updated 11/24/2003 8:11:49 PM ET 2003-11-25T01:11:49

Women who choose hormone therapy to treat symptoms of menopause should use the lowest dose for the shortest amount of time. That’s the main theme of a new government campaign that aims to help women confused by news about the risks of long-term hormone use — even as hormones remain a mainstay for treating hot flashes.

  1. Don't miss these Health stories
    1. Splash News
      More women opting for preventive mastectomy - but should they be?

      Rates of women who are opting for preventive mastectomies, such as Angeline Jolie, have increased by an estimated 50 percent in recent years, experts say. But many doctors are puzzled because the operation doesn't carry a 100 percent guarantee, it's major surgery -- and women have other options, from a once-a-day pill to careful monitoring.

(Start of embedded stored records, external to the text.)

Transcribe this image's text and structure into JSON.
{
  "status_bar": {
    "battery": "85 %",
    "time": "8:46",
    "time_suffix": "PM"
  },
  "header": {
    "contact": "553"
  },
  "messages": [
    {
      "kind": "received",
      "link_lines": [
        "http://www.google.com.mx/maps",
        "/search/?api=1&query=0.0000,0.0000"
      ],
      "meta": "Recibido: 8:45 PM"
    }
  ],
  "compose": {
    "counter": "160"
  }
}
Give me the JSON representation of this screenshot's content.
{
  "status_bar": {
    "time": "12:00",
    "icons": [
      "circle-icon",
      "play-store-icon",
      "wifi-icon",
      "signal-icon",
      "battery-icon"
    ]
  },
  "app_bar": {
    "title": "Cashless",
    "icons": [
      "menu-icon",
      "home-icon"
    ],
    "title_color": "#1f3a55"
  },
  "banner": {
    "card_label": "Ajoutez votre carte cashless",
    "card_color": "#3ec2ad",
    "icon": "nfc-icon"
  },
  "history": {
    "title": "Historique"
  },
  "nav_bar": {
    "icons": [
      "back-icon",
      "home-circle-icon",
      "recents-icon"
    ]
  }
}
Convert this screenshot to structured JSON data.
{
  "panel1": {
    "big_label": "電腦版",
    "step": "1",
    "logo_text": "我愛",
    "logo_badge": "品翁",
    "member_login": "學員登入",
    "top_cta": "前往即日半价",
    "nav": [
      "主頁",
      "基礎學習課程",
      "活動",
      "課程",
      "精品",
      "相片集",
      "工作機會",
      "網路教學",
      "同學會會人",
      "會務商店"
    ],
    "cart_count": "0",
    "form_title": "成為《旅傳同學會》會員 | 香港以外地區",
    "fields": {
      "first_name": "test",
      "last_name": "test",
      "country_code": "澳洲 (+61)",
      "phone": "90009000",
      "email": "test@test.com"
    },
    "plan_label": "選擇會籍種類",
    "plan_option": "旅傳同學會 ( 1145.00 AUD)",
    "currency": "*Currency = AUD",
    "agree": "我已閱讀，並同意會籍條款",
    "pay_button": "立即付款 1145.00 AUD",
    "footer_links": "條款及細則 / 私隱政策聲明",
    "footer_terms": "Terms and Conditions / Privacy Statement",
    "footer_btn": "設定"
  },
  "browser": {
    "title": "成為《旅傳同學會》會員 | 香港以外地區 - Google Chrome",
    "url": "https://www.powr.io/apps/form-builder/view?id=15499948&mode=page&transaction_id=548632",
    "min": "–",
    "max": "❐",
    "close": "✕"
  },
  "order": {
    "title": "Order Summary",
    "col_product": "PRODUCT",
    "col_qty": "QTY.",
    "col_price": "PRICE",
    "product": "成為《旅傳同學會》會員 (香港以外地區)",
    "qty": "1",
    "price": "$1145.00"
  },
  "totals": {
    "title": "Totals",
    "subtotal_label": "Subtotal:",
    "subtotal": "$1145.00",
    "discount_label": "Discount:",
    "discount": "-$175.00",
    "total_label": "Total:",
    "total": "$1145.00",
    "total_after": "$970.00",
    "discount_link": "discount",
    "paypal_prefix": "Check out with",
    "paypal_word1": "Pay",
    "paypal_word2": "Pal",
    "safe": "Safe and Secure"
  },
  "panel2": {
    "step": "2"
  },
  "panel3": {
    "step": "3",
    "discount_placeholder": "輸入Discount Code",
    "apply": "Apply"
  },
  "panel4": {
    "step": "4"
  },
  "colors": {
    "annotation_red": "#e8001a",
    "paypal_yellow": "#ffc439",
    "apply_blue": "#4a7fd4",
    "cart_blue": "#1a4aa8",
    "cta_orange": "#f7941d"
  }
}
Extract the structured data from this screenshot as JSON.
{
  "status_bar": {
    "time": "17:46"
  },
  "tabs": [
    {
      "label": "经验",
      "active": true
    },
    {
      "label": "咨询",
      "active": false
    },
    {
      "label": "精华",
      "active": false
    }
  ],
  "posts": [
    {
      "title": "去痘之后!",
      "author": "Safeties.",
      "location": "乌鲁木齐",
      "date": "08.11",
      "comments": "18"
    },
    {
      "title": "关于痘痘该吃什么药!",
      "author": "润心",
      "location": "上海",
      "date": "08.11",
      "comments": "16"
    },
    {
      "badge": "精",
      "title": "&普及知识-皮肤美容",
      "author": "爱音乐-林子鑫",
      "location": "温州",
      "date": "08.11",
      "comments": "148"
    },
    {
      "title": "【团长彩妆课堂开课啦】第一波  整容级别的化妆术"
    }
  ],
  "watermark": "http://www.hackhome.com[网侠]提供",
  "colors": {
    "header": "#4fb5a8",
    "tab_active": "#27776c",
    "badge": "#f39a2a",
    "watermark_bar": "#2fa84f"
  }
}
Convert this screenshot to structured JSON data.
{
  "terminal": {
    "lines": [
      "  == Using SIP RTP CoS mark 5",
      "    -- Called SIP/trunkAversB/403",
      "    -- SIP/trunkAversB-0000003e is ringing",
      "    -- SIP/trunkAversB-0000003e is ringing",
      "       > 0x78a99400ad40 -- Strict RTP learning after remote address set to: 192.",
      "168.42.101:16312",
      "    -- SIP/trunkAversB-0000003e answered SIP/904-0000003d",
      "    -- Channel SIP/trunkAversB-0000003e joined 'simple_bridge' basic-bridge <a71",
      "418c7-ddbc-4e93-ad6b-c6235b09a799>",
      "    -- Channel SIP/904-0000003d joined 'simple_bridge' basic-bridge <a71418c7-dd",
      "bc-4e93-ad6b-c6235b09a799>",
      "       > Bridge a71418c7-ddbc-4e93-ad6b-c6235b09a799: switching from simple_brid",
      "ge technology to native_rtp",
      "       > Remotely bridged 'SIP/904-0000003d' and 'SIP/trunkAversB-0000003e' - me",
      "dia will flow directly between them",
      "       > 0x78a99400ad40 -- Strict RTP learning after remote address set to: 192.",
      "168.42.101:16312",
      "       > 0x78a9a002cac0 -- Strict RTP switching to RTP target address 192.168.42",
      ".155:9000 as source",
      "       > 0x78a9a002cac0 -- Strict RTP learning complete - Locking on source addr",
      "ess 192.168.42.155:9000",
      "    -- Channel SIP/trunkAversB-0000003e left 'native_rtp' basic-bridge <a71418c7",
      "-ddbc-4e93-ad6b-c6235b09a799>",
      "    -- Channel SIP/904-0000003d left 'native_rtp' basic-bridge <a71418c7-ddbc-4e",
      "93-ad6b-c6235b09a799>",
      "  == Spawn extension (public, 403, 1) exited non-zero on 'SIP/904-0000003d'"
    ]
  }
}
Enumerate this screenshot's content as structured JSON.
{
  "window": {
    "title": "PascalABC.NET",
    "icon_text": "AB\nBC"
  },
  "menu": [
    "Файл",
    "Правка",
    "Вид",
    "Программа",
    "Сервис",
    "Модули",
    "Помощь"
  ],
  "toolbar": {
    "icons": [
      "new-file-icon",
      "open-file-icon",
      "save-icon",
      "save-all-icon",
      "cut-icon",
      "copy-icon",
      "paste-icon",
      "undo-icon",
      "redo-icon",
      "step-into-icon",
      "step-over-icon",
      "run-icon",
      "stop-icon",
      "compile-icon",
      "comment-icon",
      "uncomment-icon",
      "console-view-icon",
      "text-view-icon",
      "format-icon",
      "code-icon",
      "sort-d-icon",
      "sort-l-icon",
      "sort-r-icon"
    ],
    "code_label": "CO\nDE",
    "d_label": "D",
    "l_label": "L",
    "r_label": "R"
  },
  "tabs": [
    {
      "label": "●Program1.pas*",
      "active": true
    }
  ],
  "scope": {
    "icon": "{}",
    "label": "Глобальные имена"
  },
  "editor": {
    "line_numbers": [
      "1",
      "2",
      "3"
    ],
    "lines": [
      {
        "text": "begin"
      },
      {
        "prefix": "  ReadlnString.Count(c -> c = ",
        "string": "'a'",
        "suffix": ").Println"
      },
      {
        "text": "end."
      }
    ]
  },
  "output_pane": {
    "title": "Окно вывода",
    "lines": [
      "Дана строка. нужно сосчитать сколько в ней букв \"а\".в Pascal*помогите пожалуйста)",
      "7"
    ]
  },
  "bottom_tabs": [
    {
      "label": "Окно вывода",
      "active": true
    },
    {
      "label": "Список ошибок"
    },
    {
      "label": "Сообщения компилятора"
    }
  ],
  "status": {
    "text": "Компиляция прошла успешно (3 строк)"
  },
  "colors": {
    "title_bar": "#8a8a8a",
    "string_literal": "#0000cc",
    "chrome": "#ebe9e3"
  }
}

    2. Larry Page's damaged vocal cords: Treatment comes with trade-offs
    3. Report questioning salt guidelines riles heart experts
    4. CDC: 2012 was deadliest year for West Nile in US
    5. What stresses moms most? Themselves, survey says

A year ago, a major study concluded that long-term use of the hormones estrogen and progestin is more dangerous than once thought. The pills significantly increased a woman’s risk of a heart attack or stroke beginning in the first year of use — and increased the risk of breast cancer after four years of use.

But hormone therapy does have some benefits. It’s considered the most effective treatment for hot flashes, night sweats and vaginal dryness. It’s also one option to prevent bone-thinning osteoporosis.

So who should try hormones, at what dose and for how long? Congress told the Food and Drug Administration to design consumer-friendly education materials to help women figure that out.

Tuesday, the FDA unveiled a Web site with hormone information, including a pocket guide to bring to the doctor’s office when discussing options. It explains how to weigh the risks and benefits of both the estrogen-progestin combination and estrogen alone, an option only for women who have had hysterectomies.

Women can print out the information; also, FDA has partnered with several women’s health groups to distribute it.

“Women who are armed with the appropriate key facts ... can take the right steps to make the highly personal decision about whether menopausal hormone therapy is the right choice for them,” said FDA Administrator Mark McClellan.

© 2012 The Associated Press. All rights reserved. This material may not be published, broadcast, rewritten or redistributed.

Discuss:

Discussion comments

,

Most active discussions

  1. votes comments
  2. votes comments
  3. votes comments
  4. votes comments